We liked the fact that once you were connected, your remote connection was solid and bullet-proof from man-in-the-middle attacks. We tried to break the connection by sending malformed packets with a bad MAC address – something that would bring down any SSL VPN connection – but SafeConnect kept on going without any problems. About the only way to tear down the connection would be to fill the pipe with a denial of service attack or if we lost the line entirely from our ISP.
I did a series of reports back in 1999 for various private clients on email technologies. This was done for Delano and talks about email app servers.
Email application servers will be the tie that binds this new breed of workers. The difference is now email applications are two-way, fully integrated into the corporate consciousness. Those workers who don’t know how to make use of email servers will waste hours or lose information. And those that are content to continue with one-to-one communications will fall behind their competitors.

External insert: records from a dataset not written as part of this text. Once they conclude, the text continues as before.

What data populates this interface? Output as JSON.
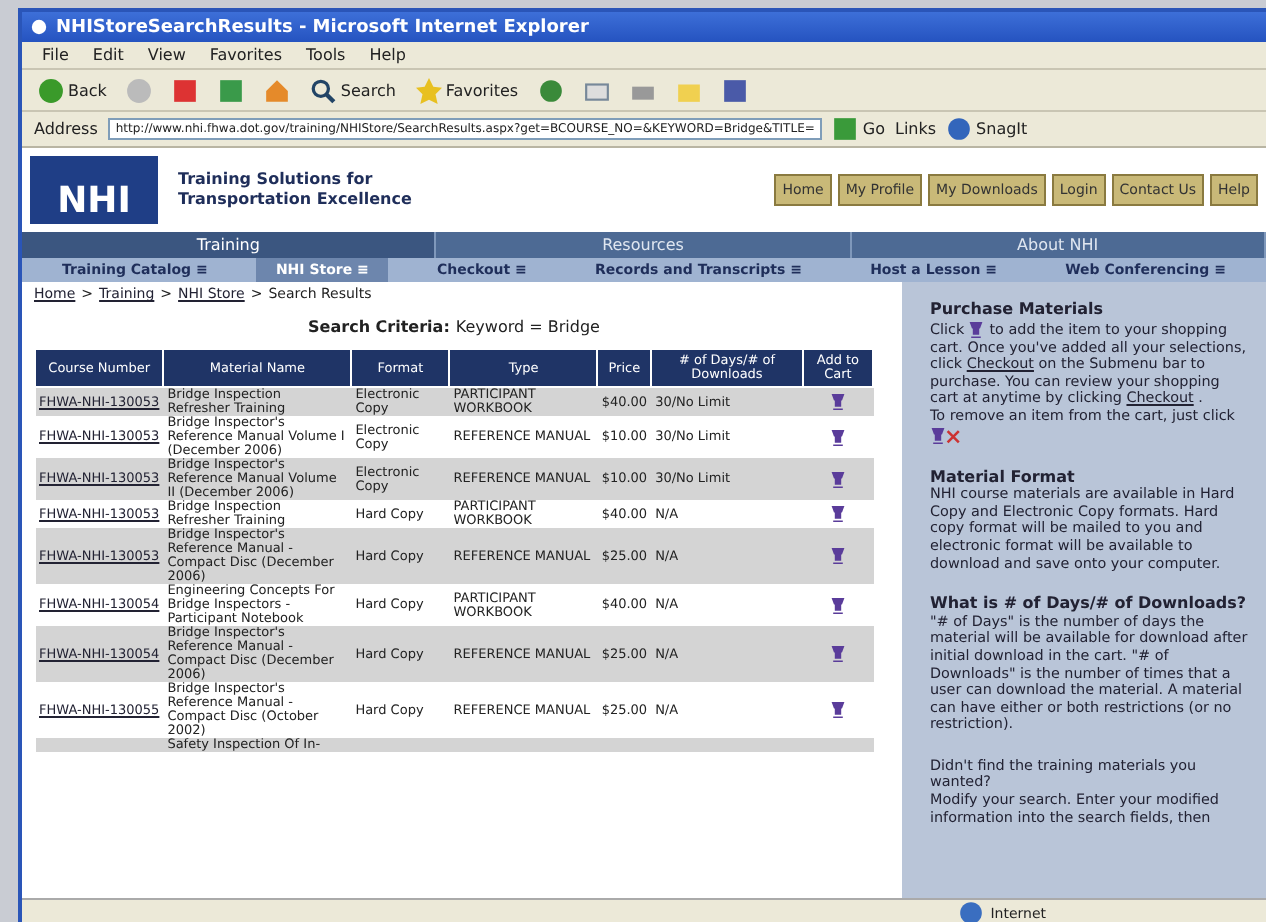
{
  "window": {
    "title": "NHIStoreSearchResults - Microsoft Internet Explorer"
  },
  "menu": [
    "File",
    "Edit",
    "View",
    "Favorites",
    "Tools",
    "Help"
  ],
  "toolbar": {
    "back": "Back",
    "search": "Search",
    "favorites": "Favorites"
  },
  "address_bar": {
    "label": "Address",
    "value": "http://www.nhi.fhwa.dot.gov/training/NHIStore/SearchResults.aspx?get=BCOURSE_NO=&KEYWORD=Bridge&TITLE=",
    "go": "Go",
    "links": "Links",
    "snagit": "SnagIt"
  },
  "site_header": {
    "tagline_1": "Training Solutions for",
    "tagline_2": "Transportation Excellence",
    "logo": "NHI",
    "buttons": [
      "Home",
      "My Profile",
      "My Downloads",
      "Login",
      "Contact Us",
      "Help"
    ]
  },
  "main_tabs": [
    {
      "label": "Training",
      "selected": true
    },
    {
      "label": "Resources",
      "selected": false
    },
    {
      "label": "About NHI",
      "selected": false
    }
  ],
  "sub_tabs": [
    {
      "label": "Training Catalog ≡",
      "selected": false
    },
    {
      "label": "NHI Store ≡",
      "selected": true
    },
    {
      "label": "Checkout ≡",
      "selected": false
    },
    {
      "label": "Records and Transcripts ≡",
      "selected": false
    },
    {
      "label": "Host a Lesson ≡",
      "selected": false
    },
    {
      "label": "Web Conferencing ≡",
      "selected": false
    }
  ],
  "breadcrumb": [
    {
      "label": "Home",
      "kind": "link"
    },
    {
      "label": ">",
      "kind": "separator"
    },
    {
      "label": "Training",
      "kind": "link"
    },
    {
      "label": ">",
      "kind": "separator"
    },
    {
      "label": "NHI Store",
      "kind": "link"
    },
    {
      "label": ">",
      "kind": "separator"
    },
    {
      "label": "Search Results",
      "kind": "current"
    }
  ],
  "search_criteria": {
    "label": "Search Criteria:",
    "value": "Keyword = Bridge"
  },
  "table": {
    "columns": [
      "Course Number",
      "Material Name",
      "Format",
      "Type",
      "Price",
      "# of Days/# of Downloads",
      "Add to Cart"
    ],
    "rows": [
      {
        "course": "FHWA-NHI-130053",
        "material": "Bridge Inspection Refresher Training",
        "format": "Electronic Copy",
        "type": "PARTICIPANT WORKBOOK",
        "price": "$40.00",
        "limit": "30/No Limit"
      },
      {
        "course": "FHWA-NHI-130053",
        "material": "Bridge Inspector's Reference Manual Volume I (December 2006)",
        "format": "Electronic Copy",
        "type": "REFERENCE MANUAL",
        "price": "$10.00",
        "limit": "30/No Limit"
      },
      {
        "course": "FHWA-NHI-130053",
        "material": "Bridge Inspector's Reference Manual Volume II (December 2006)",
        "format": "Electronic Copy",
        "type": "REFERENCE MANUAL",
        "price": "$10.00",
        "limit": "30/No Limit"
      },
      {
        "course": "FHWA-NHI-130053",
        "material": "Bridge Inspection Refresher Training",
        "format": "Hard Copy",
        "type": "PARTICIPANT WORKBOOK",
        "price": "$40.00",
        "limit": "N/A"
      },
      {
        "course": "FHWA-NHI-130053",
        "material": "Bridge Inspector's Reference Manual - Compact Disc (December 2006)",
        "format": "Hard Copy",
        "type": "REFERENCE MANUAL",
        "price": "$25.00",
        "limit": "N/A"
      },
      {
        "course": "FHWA-NHI-130054",
        "material": "Engineering Concepts For Bridge Inspectors - Participant Notebook",
        "format": "Hard Copy",
        "type": "PARTICIPANT WORKBOOK",
        "price": "$40.00",
        "limit": "N/A"
      },
      {
        "course": "FHWA-NHI-130054",
        "material": "Bridge Inspector's Reference Manual - Compact Disc (December 2006)",
        "format": "Hard Copy",
        "type": "REFERENCE MANUAL",
        "price": "$25.00",
        "limit": "N/A"
      },
      {
        "course": "FHWA-NHI-130055",
        "material": "Bridge Inspector's Reference Manual - Compact Disc (October 2002)",
        "format": "Hard Copy",
        "type": "REFERENCE MANUAL",
        "price": "$25.00",
        "limit": "N/A"
      },
      {
        "material": "Safety Inspection Of In-"
      }
    ]
  },
  "sidebar": {
    "sections": [
      {
        "heading": "Purchase Materials",
        "paragraphs": [
          [
            {
              "kind": "text",
              "text": "Click"
            },
            {
              "kind": "cart"
            },
            {
              "kind": "text",
              "text": "to add the item to your shopping cart. Once you've added all your selections, click"
            },
            {
              "kind": "link",
              "text": "Checkout"
            },
            {
              "kind": "text",
              "text": "on the Submenu bar to purchase. You can review your shopping cart at anytime by clicking"
            },
            {
              "kind": "link",
              "text": "Checkout"
            },
            {
              "kind": "text",
              "text": "."
            }
          ],
          [
            {
              "kind": "text",
              "text": "To remove an item from the cart, just click"
            },
            {
              "kind": "remove"
            }
          ]
        ]
      },
      {
        "heading": "Material Format",
        "paragraphs": [
          [
            {
              "kind": "text",
              "text": "NHI course materials are available in Hard Copy and Electronic Copy formats. Hard copy format will be mailed to you and electronic format will be available to download and save onto your computer."
            }
          ]
        ]
      },
      {
        "heading": "What is # of Days/# of Downloads?",
        "paragraphs": [
          [
            {
              "kind": "text",
              "text": "\"# of Days\" is the number of days the material will be available for download after initial download in the cart. \"# of Downloads\" is the number of times that a user can download the material. A material can have either or both restrictions (or no restriction)."
            }
          ]
        ]
      },
      {
        "paragraphs": [
          [
            {
              "kind": "text",
              "text": "Didn't find the training materials you wanted?"
            }
          ],
          [
            {
              "kind": "text",
              "text": "Modify your search. Enter your modified information into the search fields, then"
            }
          ]
        ]
      }
    ]
  },
  "status_bar": {
    "zone": "Internet"
  }
}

Let’s review how email application servers are transcending one-to-one messaging. We’ll examine the role played by these new products, how you can harness the power of these servers and some of the issues involved in moving towards these more interesting and advanced uses.